Copy out the listing that follows exactly, dropping every picture.

### Provided data
= Beginning of Section =
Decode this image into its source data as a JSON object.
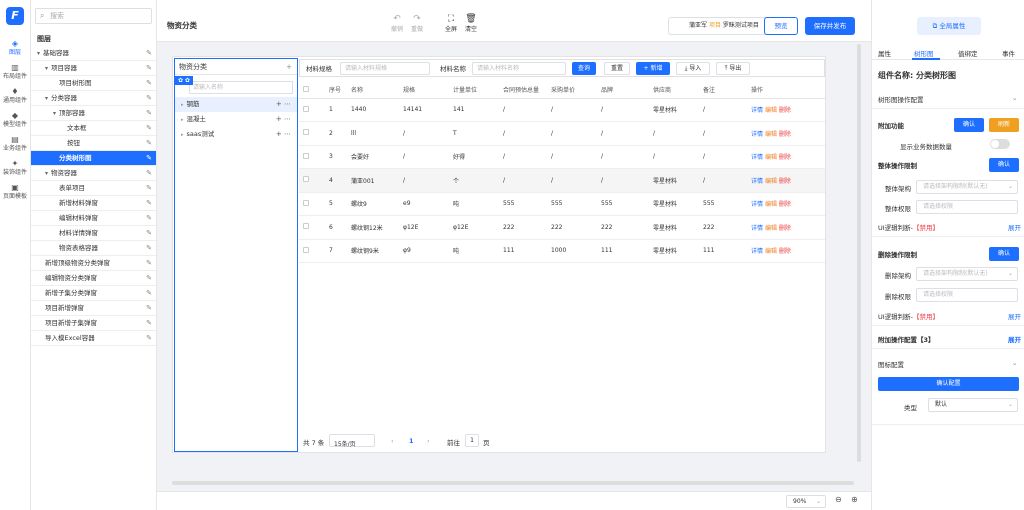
{
  "rail": {
    "logo": "F",
    "items": [
      {
        "label": "图层",
        "icon": "layers-icon",
        "glyph": "◈"
      },
      {
        "label": "布局组件",
        "icon": "layout-icon",
        "glyph": "▥"
      },
      {
        "label": "通用组件",
        "icon": "general-icon",
        "glyph": "♦"
      },
      {
        "label": "模型组件",
        "icon": "model-icon",
        "glyph": "◆"
      },
      {
        "label": "业务组件",
        "icon": "business-icon",
        "glyph": "▤"
      },
      {
        "label": "装饰组件",
        "icon": "decoration-icon",
        "glyph": "✦"
      },
      {
        "label": "页面模板",
        "icon": "template-icon",
        "glyph": "▣"
      }
    ]
  },
  "tree": {
    "search_placeholder": "搜索",
    "title": "图层",
    "nodes": [
      {
        "label": "基础容器",
        "level": "lvl0",
        "caret": "▾"
      },
      {
        "label": "项目容器",
        "level": "lvl1",
        "caret": "▾"
      },
      {
        "label": "项目树形图",
        "level": "lvl2b",
        "caret": ""
      },
      {
        "label": "分类容器",
        "level": "lvl1",
        "caret": "▾"
      },
      {
        "label": "顶部容器",
        "level": "lvl2",
        "caret": "▾"
      },
      {
        "label": "文本框",
        "level": "lvl3",
        "caret": ""
      },
      {
        "label": "按钮",
        "level": "lvl3",
        "caret": ""
      },
      {
        "label": "分类树形图",
        "level": "lvl2b",
        "caret": "",
        "selected": true
      },
      {
        "label": "物资容器",
        "level": "lvl1",
        "caret": "▾"
      },
      {
        "label": "表单项目",
        "level": "lvl2b",
        "caret": ""
      },
      {
        "label": "新增材料弹窗",
        "level": "lvl2b",
        "caret": ""
      },
      {
        "label": "编辑材料弹窗",
        "level": "lvl2b",
        "caret": ""
      },
      {
        "label": "材料详情弹窗",
        "level": "lvl2b",
        "caret": ""
      },
      {
        "label": "物资表格容器",
        "level": "lvl2b",
        "caret": ""
      },
      {
        "label": "新增顶级物资分类弹窗",
        "level": "lvl0b",
        "caret": ""
      },
      {
        "label": "编辑物资分类弹窗",
        "level": "lvl0b",
        "caret": ""
      },
      {
        "label": "新增子集分类弹窗",
        "level": "lvl0b",
        "caret": ""
      },
      {
        "label": "项目新增弹窗",
        "level": "lvl0b",
        "caret": ""
      },
      {
        "label": "项目新增子集弹窗",
        "level": "lvl0b",
        "caret": ""
      },
      {
        "label": "导入模Excel容器",
        "level": "lvl0b",
        "caret": ""
      }
    ]
  },
  "topbar": {
    "title": "物资分类",
    "tools": [
      {
        "label": "撤销",
        "glyph": "↶",
        "icon": "undo-icon",
        "dark": false
      },
      {
        "label": "重做",
        "glyph": "↷",
        "icon": "redo-icon",
        "dark": false
      },
      {
        "label": "全屏",
        "glyph": "⛶",
        "icon": "fullscreen-icon",
        "dark": true
      },
      {
        "label": "清空",
        "glyph": "🗑",
        "icon": "trash-icon",
        "dark": true
      }
    ],
    "project_prefix": "蒲亚军",
    "project_tag": "项目",
    "project_name": "罗眯测试项目",
    "preview": "预览",
    "save_publish": "保存并发布"
  },
  "canvas": {
    "left": {
      "title": "物资分类",
      "tag": "✿ ✿",
      "input_placeholder": "请输入名称",
      "categories": [
        {
          "name": "钢筋",
          "highlight": true,
          "acts": "+ ⋯"
        },
        {
          "name": "混凝土",
          "highlight": false,
          "acts": "+ ⋯"
        },
        {
          "name": "saas测试",
          "highlight": false,
          "acts": "+ ⋯"
        }
      ]
    },
    "filter": {
      "spec_label": "材料规格",
      "spec_placeholder": "请输入材料规格",
      "name_label": "材料名称",
      "name_placeholder": "请输入材料名称",
      "query": "查询",
      "reset": "重置",
      "add": "+ 新增",
      "import": "⤓ 导入",
      "export": "⤒ 导出"
    },
    "table": {
      "headers": [
        "",
        "序号",
        "名称",
        "规格",
        "计量单位",
        "合同预估总量",
        "采购单价",
        "品牌",
        "供应商",
        "备注",
        "操作"
      ],
      "rows": [
        [
          "1",
          "1440",
          "14141",
          "141",
          "/",
          "/",
          "/",
          "零星材料",
          "/"
        ],
        [
          "2",
          "lll",
          "/",
          "T",
          "/",
          "/",
          "/",
          "/",
          "/"
        ],
        [
          "3",
          "会要好",
          "/",
          "好得",
          "/",
          "/",
          "/",
          "/",
          "/"
        ],
        [
          "4",
          "蒲亚001",
          "/",
          "个",
          "/",
          "/",
          "/",
          "零星材料",
          "/"
        ],
        [
          "5",
          "螺纹9",
          "e9",
          "吨",
          "555",
          "555",
          "555",
          "零星材料",
          "555"
        ],
        [
          "6",
          "螺纹钢12米",
          "φ12E",
          "φ12E",
          "222",
          "222",
          "222",
          "零星材料",
          "222"
        ],
        [
          "7",
          "螺纹钢9米",
          "φ9",
          "吨",
          "111",
          "1000",
          "111",
          "零星材料",
          "111"
        ]
      ],
      "actions": {
        "detail": "详情",
        "edit": "编辑",
        "delete": "删除"
      }
    },
    "pager": {
      "total": "共 7 条",
      "size": "15条/页",
      "prev": "‹",
      "page": "1",
      "next": "›",
      "goto": "前往",
      "goto_value": "1",
      "page_unit": "页"
    }
  },
  "zoom": {
    "value": "90%",
    "zoom_out": "⊖",
    "zoom_in": "⊕"
  },
  "rpanel": {
    "global": "⧉ 全局属性",
    "tabs": [
      "属性",
      "树形图",
      "值绑定",
      "事件"
    ],
    "active_tab": 1,
    "comp_name": "组件名称: 分类树形图",
    "tree_config": "树形图操作配置",
    "attach": "附加功能",
    "confirm": "确认",
    "refresh": "刷新",
    "show_count": "显示业务数据数量",
    "overall_limit": "整体操作限制",
    "overall_arch": "整体架构",
    "overall_arch_ph": "请选择架构限制(默认无)",
    "overall_perm": "整体权限",
    "overall_perm_ph": "请选择权限",
    "ui_logic": "UI逻辑判断-",
    "disabled": "【禁用】",
    "expand": "展开",
    "delete_limit": "删除操作限制",
    "delete_arch": "删除架构",
    "delete_arch_ph": "请选择架构限制(默认无)",
    "delete_perm": "删除权限",
    "delete_perm_ph": "请选择权限",
    "extra_config": "附加操作配置【3】",
    "icon_config": "图标配置",
    "confirm_config": "确认配置",
    "type_label": "类型",
    "type_value": "默认"
  }
}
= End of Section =
### Answer to this problem
Decode this image into its source data as a JSON object.
{
  "rail": {
    "logo": "F",
    "items": [
      {
        "label": "图层",
        "icon": "layers-icon",
        "glyph": "◈"
      },
      {
        "label": "布局组件",
        "icon": "layout-icon",
        "glyph": "▥"
      },
      {
        "label": "通用组件",
        "icon": "general-icon",
        "glyph": "♦"
      },
      {
        "label": "模型组件",
        "icon": "model-icon",
        "glyph": "◆"
      },
      {
        "label": "业务组件",
        "icon": "business-icon",
        "glyph": "▤"
      },
      {
        "label": "装饰组件",
        "icon": "decoration-icon",
        "glyph": "✦"
      },
      {
        "label": "页面模板",
        "icon": "template-icon",
        "glyph": "▣"
      }
    ]
  },
  "tree": {
    "search_placeholder": "搜索",
    "title": "图层",
    "nodes": [
      {
        "label": "基础容器",
        "level": "lvl0",
        "caret": "▾"
      },
      {
        "label": "项目容器",
        "level": "lvl1",
        "caret": "▾"
      },
      {
        "label": "项目树形图",
        "level": "lvl2b",
        "caret": ""
      },
      {
        "label": "分类容器",
        "level": "lvl1",
        "caret": "▾"
      },
      {
        "label": "顶部容器",
        "level": "lvl2",
        "caret": "▾"
      },
      {
        "label": "文本框",
        "level": "lvl3",
        "caret": ""
      },
      {
        "label": "按钮",
        "level": "lvl3",
        "caret": ""
      },
      {
        "label": "分类树形图",
        "level": "lvl2b",
        "caret": "",
        "selected": true
      },
      {
        "label": "物资容器",
        "level": "lvl1",
        "caret": "▾"
      },
      {
        "label": "表单项目",
        "level": "lvl2b",
        "caret": ""
      },
      {
        "label": "新增材料弹窗",
        "level": "lvl2b",
        "caret": ""
      },
      {
        "label": "编辑材料弹窗",
        "level": "lvl2b",
        "caret": ""
      },
      {
        "label": "材料详情弹窗",
        "level": "lvl2b",
        "caret": ""
      },
      {
        "label": "物资表格容器",
        "level": "lvl2b",
        "caret": ""
      },
      {
        "label": "新增顶级物资分类弹窗",
        "level": "lvl0b",
        "caret": ""
      },
      {
        "label": "编辑物资分类弹窗",
        "level": "lvl0b",
        "caret": ""
      },
      {
        "label": "新增子集分类弹窗",
        "level": "lvl0b",
        "caret": ""
      },
      {
        "label": "项目新增弹窗",
        "level": "lvl0b",
        "caret": ""
      },
      {
        "label": "项目新增子集弹窗",
        "level": "lvl0b",
        "caret": ""
      },
      {
        "label": "导入模Excel容器",
        "level": "lvl0b",
        "caret": ""
      }
    ]
  },
  "topbar": {
    "title": "物资分类",
    "tools": [
      {
        "label": "撤销",
        "glyph": "↶",
        "icon": "undo-icon",
        "dark": false
      },
      {
        "label": "重做",
        "glyph": "↷",
        "icon": "redo-icon",
        "dark": false
      },
      {
        "label": "全屏",
        "glyph": "⛶",
        "icon": "fullscreen-icon",
        "dark": true
      },
      {
        "label": "清空",
        "glyph": "🗑",
        "icon": "trash-icon",
        "dark": true
      }
    ],
    "project_prefix": "蒲亚军",
    "project_tag": "项目",
    "project_name": "罗眯测试项目",
    "preview": "预览",
    "save_publish": "保存并发布"
  },
  "canvas": {
    "left": {
      "title": "物资分类",
      "tag": "✿ ✿",
      "input_placeholder": "请输入名称",
      "categories": [
        {
          "name": "钢筋",
          "highlight": true,
          "acts": "+ ⋯"
        },
        {
          "name": "混凝土",
          "highlight": false,
          "acts": "+ ⋯"
        },
        {
          "name": "saas测试",
          "highlight": false,
          "acts": "+ ⋯"
        }
      ]
    },
    "filter": {
      "spec_label": "材料规格",
      "spec_placeholder": "请输入材料规格",
      "name_label": "材料名称",
      "name_placeholder": "请输入材料名称",
      "query": "查询",
      "reset": "重置",
      "add": "+ 新增",
      "import": "⤓ 导入",
      "export": "⤒ 导出"
    },
    "table": {
      "headers": [
        "",
        "序号",
        "名称",
        "规格",
        "计量单位",
        "合同预估总量",
        "采购单价",
        "品牌",
        "供应商",
        "备注",
        "操作"
      ],
      "rows": [
        [
          "1",
          "1440",
          "14141",
          "141",
          "/",
          "/",
          "/",
          "零星材料",
          "/"
        ],
        [
          "2",
          "lll",
          "/",
          "T",
          "/",
          "/",
          "/",
          "/",
          "/"
        ],
        [
          "3",
          "会要好",
          "/",
          "好得",
          "/",
          "/",
          "/",
          "/",
          "/"
        ],
        [
          "4",
          "蒲亚001",
          "/",
          "个",
          "/",
          "/",
          "/",
          "零星材料",
          "/"
        ],
        [
          "5",
          "螺纹9",
          "e9",
          "吨",
          "555",
          "555",
          "555",
          "零星材料",
          "555"
        ],
        [
          "6",
          "螺纹钢12米",
          "φ12E",
          "φ12E",
          "222",
          "222",
          "222",
          "零星材料",
          "222"
        ],
        [
          "7",
          "螺纹钢9米",
          "φ9",
          "吨",
          "111",
          "1000",
          "111",
          "零星材料",
          "111"
        ]
      ],
      "actions": {
        "detail": "详情",
        "edit": "编辑",
        "delete": "删除"
      }
    },
    "pager": {
      "total": "共 7 条",
      "size": "15条/页",
      "prev": "‹",
      "page": "1",
      "next": "›",
      "goto": "前往",
      "goto_value": "1",
      "page_unit": "页"
    }
  },
  "zoom": {
    "value": "90%",
    "zoom_out": "⊖",
    "zoom_in": "⊕"
  },
  "rpanel": {
    "global": "⧉ 全局属性",
    "tabs": [
      "属性",
      "树形图",
      "值绑定",
      "事件"
    ],
    "active_tab": 1,
    "comp_name": "组件名称: 分类树形图",
    "tree_config": "树形图操作配置",
    "attach": "附加功能",
    "confirm": "确认",
    "refresh": "刷新",
    "show_count": "显示业务数据数量",
    "overall_limit": "整体操作限制",
    "overall_arch": "整体架构",
    "overall_arch_ph": "请选择架构限制(默认无)",
    "overall_perm": "整体权限",
    "overall_perm_ph": "请选择权限",
    "ui_logic": "UI逻辑判断-",
    "disabled": "【禁用】",
    "expand": "展开",
    "delete_limit": "删除操作限制",
    "delete_arch": "删除架构",
    "delete_arch_ph": "请选择架构限制(默认无)",
    "delete_perm": "删除权限",
    "delete_perm_ph": "请选择权限",
    "extra_config": "附加操作配置【3】",
    "icon_config": "图标配置",
    "confirm_config": "确认配置",
    "type_label": "类型",
    "type_value": "默认"
  }
}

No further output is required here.